Hina is not just a calendar, but a symbol of our cultural heritage and connection to the maramataka, the Māori lunar calendar. Created with artwork from Te Wānanga o Aotearoa and mātauranga (knowledge) from maramataka experts, including Professor Rangi Matamua, it embodies the wisdom and knowledge of our ancestors who used the moon and stars to guide their daily activities and rhythms of life.

Hina reflects our commitment to preserving and promoting our cultural practices and serves as a reminder of the importance of maintaining a strong connection to our traditional ways of knowing and being.  

Frequently Asked Questions

What makes a maramataka different?

Most calendars we use today are Gregorian calendars, characterised by a 365-day year to match the amount of time it takes for the earth to complete one revolution around the sun. A maramataka measures time by stellar months and lunar phases.  

Gregorian calendar

      • Based on the sun
      • Aligns to a 24-hour day
      • Different number of days each month
      • Months are identified using names and events from ancient Rome


      • Based on the moon and stars
      • Does not align to a 24-hour day
      • Same number of lunar phases each month
      • Months are identified by the star(s) that rise with the new moon


How do I use this maramataka?

      • Cut out the lunar phase cards found in the back pages of this maramataka.

      • Observe the moon. Use the cards as a visual guide to help you determine its phase.

      • Make notes in the pages of your maramataka.
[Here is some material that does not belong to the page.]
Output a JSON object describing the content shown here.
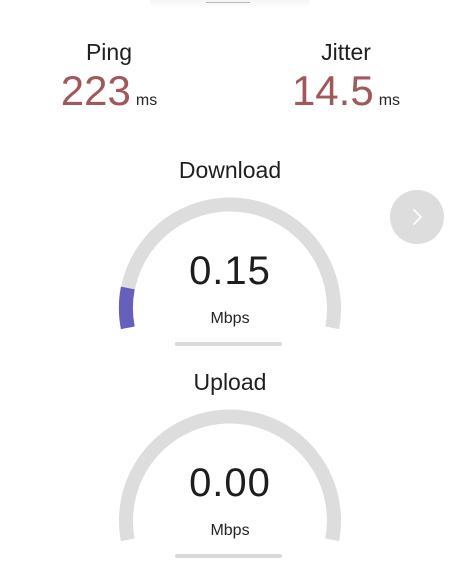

You might choose to record the Gregorian date and time at which you observed the lunar phase. You may also record your observations of te taiao or your own energy levels.
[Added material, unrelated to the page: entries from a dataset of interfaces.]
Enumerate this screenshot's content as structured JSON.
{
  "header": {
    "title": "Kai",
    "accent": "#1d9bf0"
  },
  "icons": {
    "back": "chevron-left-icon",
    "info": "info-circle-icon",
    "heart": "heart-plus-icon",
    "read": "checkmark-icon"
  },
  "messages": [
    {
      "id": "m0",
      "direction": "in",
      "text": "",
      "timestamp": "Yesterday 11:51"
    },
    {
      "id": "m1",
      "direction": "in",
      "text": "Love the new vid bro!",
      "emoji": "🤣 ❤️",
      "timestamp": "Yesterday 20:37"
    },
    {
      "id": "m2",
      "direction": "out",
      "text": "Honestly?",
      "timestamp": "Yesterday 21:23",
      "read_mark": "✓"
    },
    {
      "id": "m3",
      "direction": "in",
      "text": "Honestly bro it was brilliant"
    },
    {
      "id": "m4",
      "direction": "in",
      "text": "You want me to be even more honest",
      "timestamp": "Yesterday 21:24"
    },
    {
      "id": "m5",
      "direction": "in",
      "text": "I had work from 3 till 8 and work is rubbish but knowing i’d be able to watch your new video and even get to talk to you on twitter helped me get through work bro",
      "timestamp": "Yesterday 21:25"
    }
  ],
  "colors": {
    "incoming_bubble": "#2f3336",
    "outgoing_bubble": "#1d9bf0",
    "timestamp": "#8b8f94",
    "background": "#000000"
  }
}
Why doesn’t it have dates on it?

The lunar cycle doesn’t line up one-to-one with the 24-hour Gregorian day, so it’s a bit misleading to assign a date to each phase. We developed this version of the maramataka in consultation with Dr Rangi Matamua with a goal to represent the mātauranga as accurately as possible. The Gregorian date for Whiro and Rākaunui are provided for each month as a bit of a reference for you to determine when the other lunar phases fall in the Gregorian calendar.  

How do I figure out what moon phase it is?

We encourage you to go outside, observe the sky (during the day as well as at night), and note your own observations for the other lunar phases. By recording these observations, you can create your own personal maramataka. You might also consult your hapū, iwi, kaumatua, or other online resources that can support your learning. 

Special thanks to Dr Rangi Matamua for his support and guidance. To find out more about his work visit
Many thanks also to our internal contributors for sharing their mātauranga.